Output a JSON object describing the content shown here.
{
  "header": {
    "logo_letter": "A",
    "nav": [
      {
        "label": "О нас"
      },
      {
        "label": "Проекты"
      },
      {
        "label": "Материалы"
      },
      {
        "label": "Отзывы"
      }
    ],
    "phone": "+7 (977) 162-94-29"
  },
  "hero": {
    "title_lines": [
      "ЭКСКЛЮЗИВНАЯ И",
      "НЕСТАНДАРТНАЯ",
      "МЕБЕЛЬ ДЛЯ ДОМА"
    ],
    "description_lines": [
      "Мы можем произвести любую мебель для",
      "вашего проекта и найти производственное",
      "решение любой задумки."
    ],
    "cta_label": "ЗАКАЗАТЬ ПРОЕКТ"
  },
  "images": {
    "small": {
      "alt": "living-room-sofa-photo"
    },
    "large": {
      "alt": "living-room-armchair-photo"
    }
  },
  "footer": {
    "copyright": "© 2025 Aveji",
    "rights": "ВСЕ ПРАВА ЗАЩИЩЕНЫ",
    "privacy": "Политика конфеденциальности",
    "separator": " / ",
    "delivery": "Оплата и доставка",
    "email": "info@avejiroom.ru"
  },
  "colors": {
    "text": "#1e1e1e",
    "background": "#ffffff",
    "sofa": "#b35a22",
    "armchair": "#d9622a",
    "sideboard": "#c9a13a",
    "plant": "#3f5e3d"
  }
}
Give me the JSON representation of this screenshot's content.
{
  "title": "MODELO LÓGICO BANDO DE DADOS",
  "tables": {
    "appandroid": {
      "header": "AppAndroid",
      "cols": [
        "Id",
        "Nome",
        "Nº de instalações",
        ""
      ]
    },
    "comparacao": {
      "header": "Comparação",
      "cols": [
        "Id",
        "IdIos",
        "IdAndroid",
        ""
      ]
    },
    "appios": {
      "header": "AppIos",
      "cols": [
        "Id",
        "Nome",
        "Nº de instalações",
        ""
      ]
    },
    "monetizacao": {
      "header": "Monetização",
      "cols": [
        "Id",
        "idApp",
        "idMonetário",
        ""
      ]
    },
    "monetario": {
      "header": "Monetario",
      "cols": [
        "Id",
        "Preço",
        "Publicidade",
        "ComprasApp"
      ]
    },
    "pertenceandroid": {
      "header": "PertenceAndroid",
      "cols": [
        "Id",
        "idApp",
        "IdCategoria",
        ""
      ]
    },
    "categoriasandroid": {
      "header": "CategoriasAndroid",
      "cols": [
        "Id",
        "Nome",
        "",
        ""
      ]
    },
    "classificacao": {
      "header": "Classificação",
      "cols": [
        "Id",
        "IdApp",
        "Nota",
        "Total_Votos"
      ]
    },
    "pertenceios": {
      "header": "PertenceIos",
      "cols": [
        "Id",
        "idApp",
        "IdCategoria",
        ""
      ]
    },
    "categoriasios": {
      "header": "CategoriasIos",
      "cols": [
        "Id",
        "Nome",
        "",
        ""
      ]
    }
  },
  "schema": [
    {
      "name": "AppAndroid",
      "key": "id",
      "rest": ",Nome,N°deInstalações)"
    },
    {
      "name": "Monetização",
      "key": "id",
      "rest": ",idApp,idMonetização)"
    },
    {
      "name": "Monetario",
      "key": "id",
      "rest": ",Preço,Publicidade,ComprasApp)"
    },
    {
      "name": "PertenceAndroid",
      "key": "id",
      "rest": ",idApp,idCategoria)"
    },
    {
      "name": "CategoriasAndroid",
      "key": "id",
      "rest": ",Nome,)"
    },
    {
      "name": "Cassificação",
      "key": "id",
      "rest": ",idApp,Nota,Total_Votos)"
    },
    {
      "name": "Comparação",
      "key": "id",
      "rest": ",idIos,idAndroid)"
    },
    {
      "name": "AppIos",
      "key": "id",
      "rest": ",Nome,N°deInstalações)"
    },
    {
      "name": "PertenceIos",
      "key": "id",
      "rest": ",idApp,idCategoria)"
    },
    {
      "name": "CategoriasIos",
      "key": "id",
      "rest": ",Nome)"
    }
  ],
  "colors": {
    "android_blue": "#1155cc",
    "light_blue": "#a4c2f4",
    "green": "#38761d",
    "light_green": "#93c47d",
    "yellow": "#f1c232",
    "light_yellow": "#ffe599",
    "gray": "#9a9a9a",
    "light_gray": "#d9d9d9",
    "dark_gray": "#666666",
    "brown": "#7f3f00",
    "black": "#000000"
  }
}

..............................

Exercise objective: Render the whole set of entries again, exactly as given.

Answer to the exercise:
Output a JSON object describing the content shown here.
{
  "header": {
    "logo_letter": "A",
    "nav": [
      {
        "label": "О нас"
      },
      {
        "label": "Проекты"
      },
      {
        "label": "Материалы"
      },
      {
        "label": "Отзывы"
      }
    ],
    "phone": "+7 (977) 162-94-29"
  },
  "hero": {
    "title_lines": [
      "ЭКСКЛЮЗИВНАЯ И",
      "НЕСТАНДАРТНАЯ",
      "МЕБЕЛЬ ДЛЯ ДОМА"
    ],
    "description_lines": [
      "Мы можем произвести любую мебель для",
      "вашего проекта и найти производственное",
      "решение любой задумки."
    ],
    "cta_label": "ЗАКАЗАТЬ ПРОЕКТ"
  },
  "images": {
    "small": {
      "alt": "living-room-sofa-photo"
    },
    "large": {
      "alt": "living-room-armchair-photo"
    }
  },
  "footer": {
    "copyright": "© 2025 Aveji",
    "rights": "ВСЕ ПРАВА ЗАЩИЩЕНЫ",
    "privacy": "Политика конфеденциальности",
    "separator": " / ",
    "delivery": "Оплата и доставка",
    "email": "info@avejiroom.ru"
  },
  "colors": {
    "text": "#1e1e1e",
    "background": "#ffffff",
    "sofa": "#b35a22",
    "armchair": "#d9622a",
    "sideboard": "#c9a13a",
    "plant": "#3f5e3d"
  }
}
Give me the JSON representation of this screenshot's content.
{
  "title": "MODELO LÓGICO BANDO DE DADOS",
  "tables": {
    "appandroid": {
      "header": "AppAndroid",
      "cols": [
        "Id",
        "Nome",
        "Nº de instalações",
        ""
      ]
    },
    "comparacao": {
      "header": "Comparação",
      "cols": [
        "Id",
        "IdIos",
        "IdAndroid",
        ""
      ]
    },
    "appios": {
      "header": "AppIos",
      "cols": [
        "Id",
        "Nome",
        "Nº de instalações",
        ""
      ]
    },
    "monetizacao": {
      "header": "Monetização",
      "cols": [
        "Id",
        "idApp",
        "idMonetário",
        ""
      ]
    },
    "monetario": {
      "header": "Monetario",
      "cols": [
        "Id",
        "Preço",
        "Publicidade",
        "ComprasApp"
      ]
    },
    "pertenceandroid": {
      "header": "PertenceAndroid",
      "cols": [
        "Id",
        "idApp",
        "IdCategoria",
        ""
      ]
    },
    "categoriasandroid": {
      "header": "CategoriasAndroid",
      "cols": [
        "Id",
        "Nome",
        "",
        ""
      ]
    },
    "classificacao": {
      "header": "Classificação",
      "cols": [
        "Id",
        "IdApp",
        "Nota",
        "Total_Votos"
      ]
    },
    "pertenceios": {
      "header": "PertenceIos",
      "cols": [
        "Id",
        "idApp",
        "IdCategoria",
        ""
      ]
    },
    "categoriasios": {
      "header": "CategoriasIos",
      "cols": [
        "Id",
        "Nome",
        "",
        ""
      ]
    }
  },
  "schema": [
    {
      "name": "AppAndroid",
      "key": "id",
      "rest": ",Nome,N°deInstalações)"
    },
    {
      "name": "Monetização",
      "key": "id",
      "rest": ",idApp,idMonetização)"
    },
    {
      "name": "Monetario",
      "key": "id",
      "rest": ",Preço,Publicidade,ComprasApp)"
    },
    {
      "name": "PertenceAndroid",
      "key": "id",
      "rest": ",idApp,idCategoria)"
    },
    {
      "name": "CategoriasAndroid",
      "key": "id",
      "rest": ",Nome,)"
    },
    {
      "name": "Cassificação",
      "key": "id",
      "rest": ",idApp,Nota,Total_Votos)"
    },
    {
      "name": "Comparação",
      "key": "id",
      "rest": ",idIos,idAndroid)"
    },
    {
      "name": "AppIos",
      "key": "id",
      "rest": ",Nome,N°deInstalações)"
    },
    {
      "name": "PertenceIos",
      "key": "id",
      "rest": ",idApp,idCategoria)"
    },
    {
      "name": "CategoriasIos",
      "key": "id",
      "rest": ",Nome)"
    }
  ],
  "colors": {
    "android_blue": "#1155cc",
    "light_blue": "#a4c2f4",
    "green": "#38761d",
    "light_green": "#93c47d",
    "yellow": "#f1c232",
    "light_yellow": "#ffe599",
    "gray": "#9a9a9a",
    "light_gray": "#d9d9d9",
    "dark_gray": "#666666",
    "brown": "#7f3f00",
    "black": "#000000"
  }
}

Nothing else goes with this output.